BY VAALPARK MHU | August 25, 2021

Blog By

Dr Melané van Zyl

Patients often ask what the test is the psychiatrist perform to diagnose bipolar mood disorder. They often suffer from mood swings and have tried to Google their symptoms. Some have tried to diagnose themselves, which is quite an impossible task as we shall see. Some patients have consulted with a psychiatrist or a psychologist, but do not agree with the diagnosis they received. Many take a whole bunch of medications, and they often report they have bad side effects, and some still experience mood swings. Often patients are still extremely depressed, although they are taking psychiatric medications.

To be diagnosed with Bipolar Mood Disorder is quiet a serious affair, as it implies long term treatment with a mood stabilizer. It is seen as more serious mental health disorder, which may have some implications if for example you apply for insurance or want to work on a boat. However, the symptoms can cause grave consequences (e.g. suicide or high risk behaviour). The correct treatment – that is effective as well as tolerable- is paramount.

Why is it so difficult to get the right diagnosis?

• It is a clinical diagnosis; with other words the psychiatrist/psychologist will make the diagnosis on grounds of the information obtained during the assessment. There is no lab test or brain scan that can help.
• Patients usually come for help when they are depressed, not when they are manic. Most people who are manic do not believe there is anything wrong with them. If the people close to them notice something is wrong, the manic person usually refuse to go for help.
• This results that when the patient is in front of the doctor, he is usually depressed or asymptomatic. This means the diagnosis is often made by considering what symptoms someone had in the past- and this can be tricky.
• We know from research and the literature that screening tests and rating scales are not accurate. This implies the psychiatrist/ psychologist should have the skill to ask the right questions and interpret the answers accurately.
• It is a complicated disorder. It can be confused with other disorders that present with mood swings (e.g. Borderline Personality Disorder) or that present with hyperactivity (e.g. ADHD).
• There is something called the Bipolar Spectrum- which means there is a range of symptoms and the degree they occur in. Psychiatrists will sometimes disagree on which symptoms “count” to diagnose someone as bipolar.

How the diagnosis is made:

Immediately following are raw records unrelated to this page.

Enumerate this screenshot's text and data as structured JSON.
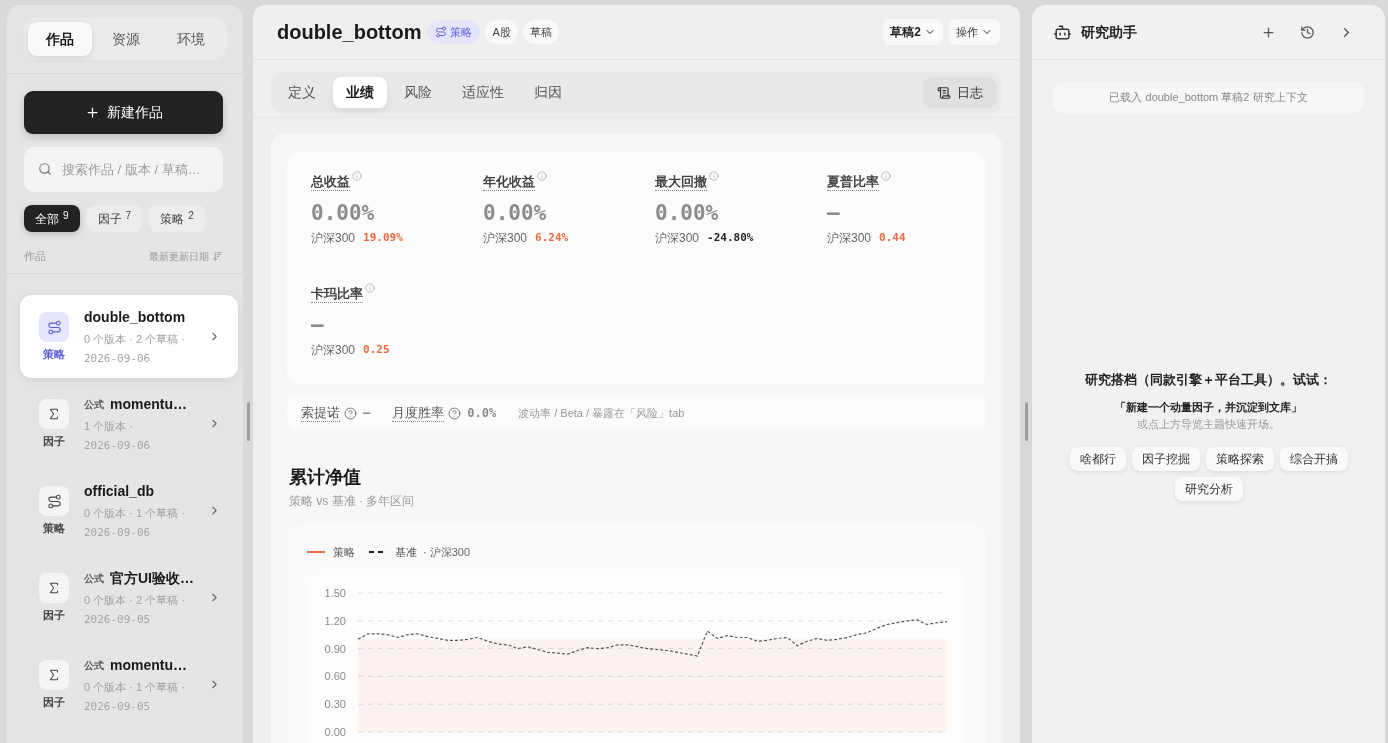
{
  "sidebar": {
    "tabs": [
      {
        "label": "作品",
        "selected": true
      },
      {
        "label": "资源",
        "selected": false
      },
      {
        "label": "环境",
        "selected": false
      }
    ],
    "new_button": "新建作品",
    "search": {
      "placeholder": "搜索作品 / 版本 / 草稿…"
    },
    "filters": [
      {
        "label": "全部",
        "count": "9",
        "selected": true
      },
      {
        "label": "因子",
        "count": "7",
        "selected": false
      },
      {
        "label": "策略",
        "count": "2",
        "selected": false
      }
    ],
    "list_header": {
      "title": "作品",
      "sort_label": "最新更新日期"
    },
    "items": [
      {
        "kind": "strategy",
        "type_label": "策略",
        "title": "double_bottom",
        "meta": "0 个版本 · 2 个草稿 ·",
        "date": "2026-09-06",
        "selected": true
      },
      {
        "kind": "factor",
        "type_label": "因子",
        "tag": "公式",
        "title": "momentu…",
        "meta": "1 个版本 ·",
        "date": "2026-09-06",
        "selected": false
      },
      {
        "kind": "strategy",
        "type_label": "策略",
        "title": "official_db",
        "meta": "0 个版本 · 1 个草稿 ·",
        "date": "2026-09-06",
        "selected": false
      },
      {
        "kind": "factor",
        "type_label": "因子",
        "tag": "公式",
        "title": "官方UI验收…",
        "meta": "0 个版本 · 2 个草稿 ·",
        "date": "2026-09-05",
        "selected": false
      },
      {
        "kind": "factor",
        "type_label": "因子",
        "tag": "公式",
        "title": "momentu…",
        "meta": "0 个版本 · 1 个草稿 ·",
        "date": "2026-09-05",
        "selected": false
      }
    ]
  },
  "main": {
    "title": "double_bottom",
    "badges": [
      {
        "kind": "type",
        "label": "策略"
      },
      {
        "kind": "plain",
        "label": "A股"
      },
      {
        "kind": "plain",
        "label": "草稿"
      }
    ],
    "draft_menu": "草稿2",
    "actions_menu": "操作",
    "tabs": [
      {
        "label": "定义",
        "selected": false
      },
      {
        "label": "业绩",
        "selected": true
      },
      {
        "label": "风险",
        "selected": false
      },
      {
        "label": "适应性",
        "selected": false
      },
      {
        "label": "归因",
        "selected": false
      }
    ],
    "log_button": "日志",
    "metrics": [
      {
        "label": "总收益",
        "value": "0.00%",
        "benchmark_label": "沪深300",
        "benchmark_value": "19.09%",
        "color": "#ec6a3f"
      },
      {
        "label": "年化收益",
        "value": "0.00%",
        "benchmark_label": "沪深300",
        "benchmark_value": "6.24%",
        "color": "#ec6a3f"
      },
      {
        "label": "最大回撤",
        "value": "0.00%",
        "benchmark_label": "沪深300",
        "benchmark_value": "-24.80%",
        "color": "#1f1f1f"
      },
      {
        "label": "夏普比率",
        "value": "—",
        "benchmark_label": "沪深300",
        "benchmark_value": "0.44",
        "color": "#ec6a3f"
      },
      {
        "label": "卡玛比率",
        "value": "—",
        "benchmark_label": "沪深300",
        "benchmark_value": "0.25",
        "color": "#ec6a3f"
      }
    ],
    "stats": [
      {
        "label": "索提诺",
        "value": "—"
      },
      {
        "label": "月度胜率",
        "value": "0.0%"
      }
    ],
    "stats_note": "波动率 / Beta / 暴露在「风险」tab",
    "chart_section": {
      "title": "累计净值",
      "subtitle": "策略 vs 基准 · 多年区间",
      "legend_note": "· 沪深300",
      "chart_data": {
        "type": "line",
        "grid": true,
        "ylim": [
          0,
          1.5
        ],
        "yticks": [
          {
            "value": 1.5,
            "label": "1.50"
          },
          {
            "value": 1.2,
            "label": "1.20"
          },
          {
            "value": 0.9,
            "label": "0.90"
          },
          {
            "value": 0.6,
            "label": "0.60"
          },
          {
            "value": 0.3,
            "label": "0.30"
          },
          {
            "value": 0,
            "label": "0.00"
          }
        ],
        "series": [
          {
            "name": "策略",
            "type": "area",
            "color": "#ec6a3f",
            "values": [
              1,
              1,
              1,
              1,
              1,
              1,
              1,
              1,
              1,
              1,
              1,
              1,
              1,
              1,
              1,
              1,
              1,
              1,
              1,
              1,
              1,
              1,
              1,
              1,
              1,
              1,
              1,
              1,
              1,
              1,
              1,
              1,
              1,
              1,
              1,
              1,
              1,
              1,
              1,
              1,
              1,
              1,
              1,
              1,
              1,
              1,
              1,
              1,
              1,
              1,
              1,
              1,
              1,
              1,
              1,
              1,
              1,
              1,
              1,
              1
            ]
          },
          {
            "name": "基准",
            "type": "line",
            "line_style": "dashed",
            "color": "#222222",
            "values": [
              1.0,
              1.06,
              1.06,
              1.05,
              1.02,
              1.05,
              1.06,
              1.03,
              1.01,
              0.99,
              0.99,
              1.0,
              1.02,
              0.98,
              0.95,
              0.94,
              0.9,
              0.92,
              0.89,
              0.86,
              0.85,
              0.84,
              0.88,
              0.91,
              0.9,
              0.91,
              0.94,
              0.94,
              0.92,
              0.9,
              0.89,
              0.88,
              0.86,
              0.84,
              0.82,
              1.09,
              1.01,
              1.04,
              1.02,
              1.02,
              0.98,
              0.99,
              1.01,
              1.02,
              0.93,
              0.98,
              1.01,
              0.99,
              1.0,
              1.02,
              1.05,
              1.07,
              1.12,
              1.16,
              1.18,
              1.2,
              1.21,
              1.16,
              1.18,
              1.19
            ]
          }
        ]
      }
    }
  },
  "assistant": {
    "title": "研究助手",
    "context": "已载入 double_bottom 草稿2 研究上下文",
    "intro": "研究搭档（同款引擎＋平台工具）。试试：",
    "example": "「新建一个动量因子，并沉淀到文库」",
    "hint": "或点上方导览主题快速开场。",
    "topics": [
      "啥都行",
      "因子挖掘",
      "策略探索",
      "综合开搞",
      "研究分析"
    ]
  }
}
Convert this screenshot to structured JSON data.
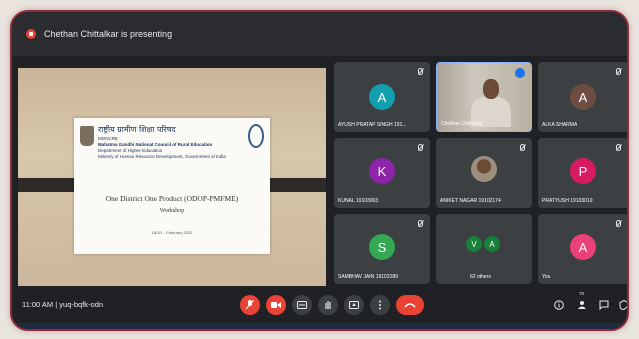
{
  "presenting_banner": "Chethan Chittalkar is presenting",
  "meeting": {
    "time": "11:00 AM",
    "separator": "|",
    "code": "yuq-bqfk-odn"
  },
  "slide": {
    "org_hindi": "राष्ट्रीय ग्रामीण शिक्षा परिषद",
    "org_name": "Mahatma Gandhi National Council of Rural Education",
    "dept": "Department of Higher Education",
    "ministry": "Ministry of Human Resource Development, Government of India",
    "logo_text": "MGNCRE",
    "title": "One District One Product (ODOP-PMFME)",
    "subtitle": "Workshop",
    "date": "18/1/1 - February 2022"
  },
  "participants": [
    {
      "name": "AYUSH PRATAP SINGH 191...",
      "initial": "A",
      "color": "#129eaf",
      "muted": true
    },
    {
      "name": "Chethan Chittalkar",
      "initial": "",
      "color": "",
      "muted": false,
      "speaking": true,
      "video": true
    },
    {
      "name": "ALKA SHARMA",
      "initial": "A",
      "color": "#6d4c41",
      "muted": true
    },
    {
      "name": "KUNAL 19103003",
      "initial": "K",
      "color": "#8e24aa",
      "muted": true
    },
    {
      "name": "ANIKET NAGAR 19102174",
      "initial": "",
      "color": "",
      "muted": true,
      "photo": true
    },
    {
      "name": "PRATYUSH 19103019",
      "initial": "P",
      "color": "#d81b60",
      "muted": true
    },
    {
      "name": "SAMBHAV JAIN 19103189",
      "initial": "S",
      "color": "#34a853",
      "muted": true
    },
    {
      "name": "62 others",
      "initial": "",
      "color": "#188038",
      "muted": false,
      "group": [
        "V",
        "A"
      ]
    },
    {
      "name": "You",
      "initial": "A",
      "color": "#ec407a",
      "muted": true
    }
  ],
  "controls": {
    "people_count": "70"
  },
  "icons": {
    "mic": "mic-off-icon",
    "cam": "camera-off-icon",
    "captions": "captions-icon",
    "hand": "raise-hand-icon",
    "present": "present-icon",
    "more": "more-icon",
    "hangup": "hangup-icon",
    "info": "info-icon",
    "people": "people-icon",
    "chat": "chat-icon",
    "activities": "activities-icon"
  }
}
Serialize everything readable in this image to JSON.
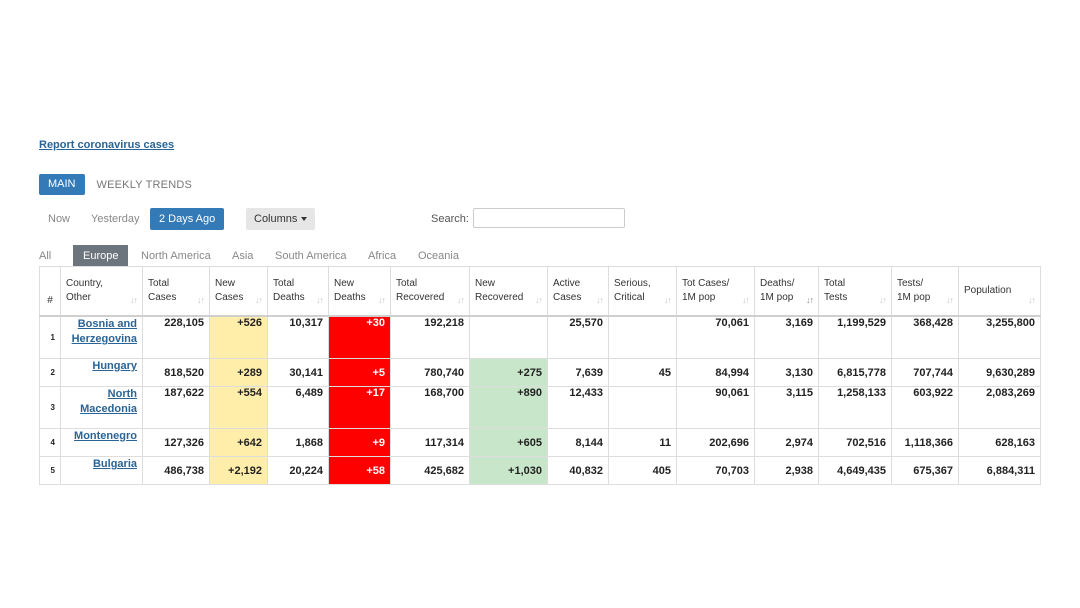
{
  "report_link": "Report coronavirus cases",
  "tabs": {
    "main": "MAIN",
    "weekly": "WEEKLY TRENDS"
  },
  "days": {
    "now": "Now",
    "yesterday": "Yesterday",
    "active": "2 Days Ago",
    "columns": "Columns"
  },
  "search": {
    "label": "Search:",
    "value": "",
    "placeholder": ""
  },
  "regions": [
    "All",
    "Europe",
    "North America",
    "Asia",
    "South America",
    "Africa",
    "Oceania"
  ],
  "active_region": "Europe",
  "columns": [
    "#",
    "Country,\nOther",
    "Total\nCases",
    "New\nCases",
    "Total\nDeaths",
    "New\nDeaths",
    "Total\nRecovered",
    "New\nRecovered",
    "Active\nCases",
    "Serious,\nCritical",
    "Tot Cases/\n1M pop",
    "Deaths/\n1M pop",
    "Total\nTests",
    "Tests/\n1M pop",
    "Population"
  ],
  "rows": [
    [
      "1",
      "Bosnia and Herzegovina",
      "228,105",
      "+526",
      "10,317",
      "+30",
      "192,218",
      "",
      "25,570",
      "",
      "70,061",
      "3,169",
      "1,199,529",
      "368,428",
      "3,255,800"
    ],
    [
      "2",
      "Hungary",
      "818,520",
      "+289",
      "30,141",
      "+5",
      "780,740",
      "+275",
      "7,639",
      "45",
      "84,994",
      "3,130",
      "6,815,778",
      "707,744",
      "9,630,289"
    ],
    [
      "3",
      "North Macedonia",
      "187,622",
      "+554",
      "6,489",
      "+17",
      "168,700",
      "+890",
      "12,433",
      "",
      "90,061",
      "3,115",
      "1,258,133",
      "603,922",
      "2,083,269"
    ],
    [
      "4",
      "Montenegro",
      "127,326",
      "+642",
      "1,868",
      "+9",
      "117,314",
      "+605",
      "8,144",
      "11",
      "202,696",
      "2,974",
      "702,516",
      "1,118,366",
      "628,163"
    ],
    [
      "5",
      "Bulgaria",
      "486,738",
      "+2,192",
      "20,224",
      "+58",
      "425,682",
      "+1,030",
      "40,832",
      "405",
      "70,703",
      "2,938",
      "4,649,435",
      "675,367",
      "6,884,311"
    ]
  ],
  "colors": {
    "accent": "#337ab7",
    "link": "#2a6496",
    "new_cases": "#ffeeaa",
    "new_deaths": "#ff0000",
    "new_recovered": "#c8e6c9",
    "region_active": "#6c757d"
  }
}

See the below PDF for a description of manic symptoms. Basically, mania is the opposite of depression- instead of low, depressed and slow, the person is hyperactive, “on a high” and talkative.

DSM-5 diagnostic criteria for manic episode – UpToDate

Some other diagnoses that can be confused with Bipolar Mood Disorder:

• Borderline Personality Disorder (BPD)
BPD is condition where the patient experiences a lot a mood swings. However, this is a longstanding pattern and the mood swings are not severe enough to meet the criteria for a manic episode.

Have a look at a blog I wrote about BPD:

• Atypical Depression
This is a type of depression that include symptoms such as eating and sleeping more than usual, feeling very “heavy” (leaden paralysis) and being sensitive to rejection/criticism. Some psychiatrists consider this a type of bipolar, but there is no clear manic episode in the past.

• Attention Deficit/Hyperactivity Disorder (ADHD)
People suffering from ADHD can look overly excited and busy, but ADHD is a developmental disorder (present from childhood) and it does not come in episodes.

• Hyperthymic temperament
This is an interesting “personality type” described by Prof Akiskal where a person is abnormally positive.

• Cyclothymia
Cyclothymia is a type of mood disorder where there are numerous highs and lows over a longer period e.g. two years, but the highs are not severe enough to be diagnosed as mania.

• Mania secondary to substance use
Some drugs (especially stimulants) can cause manic symptoms.

To conclude:

The diagnosis can only be made by a trained professional- a psychiatrist, clinical psychologist or general practitioner. The assessment will also include a medical history and sometimes tests such as blood tests or an EEG may be requested. Technically we can only diagnose BMD if there is not another illness present that explains the mood symptoms. If there is another explanation for the mania, such as substance use, the diagnosis might be changed to Mood Disorder secondary to substance use.

BMD is unfortunately not an easy diagnosis. But bear in mind the treatment includes a mood stabilizer, which you need a script for in any case. The assessment with the psychiatrist is the beginning of a conversation. The psychiatrist and the patient work together to get as close as possible to get to the correct diagnosis, as this will influence the treatment prescribed.

Have a look at the Survey I compiled to learn more about people’s journey with Bipolar Mood Disorder.

Dr Melane Van Zyl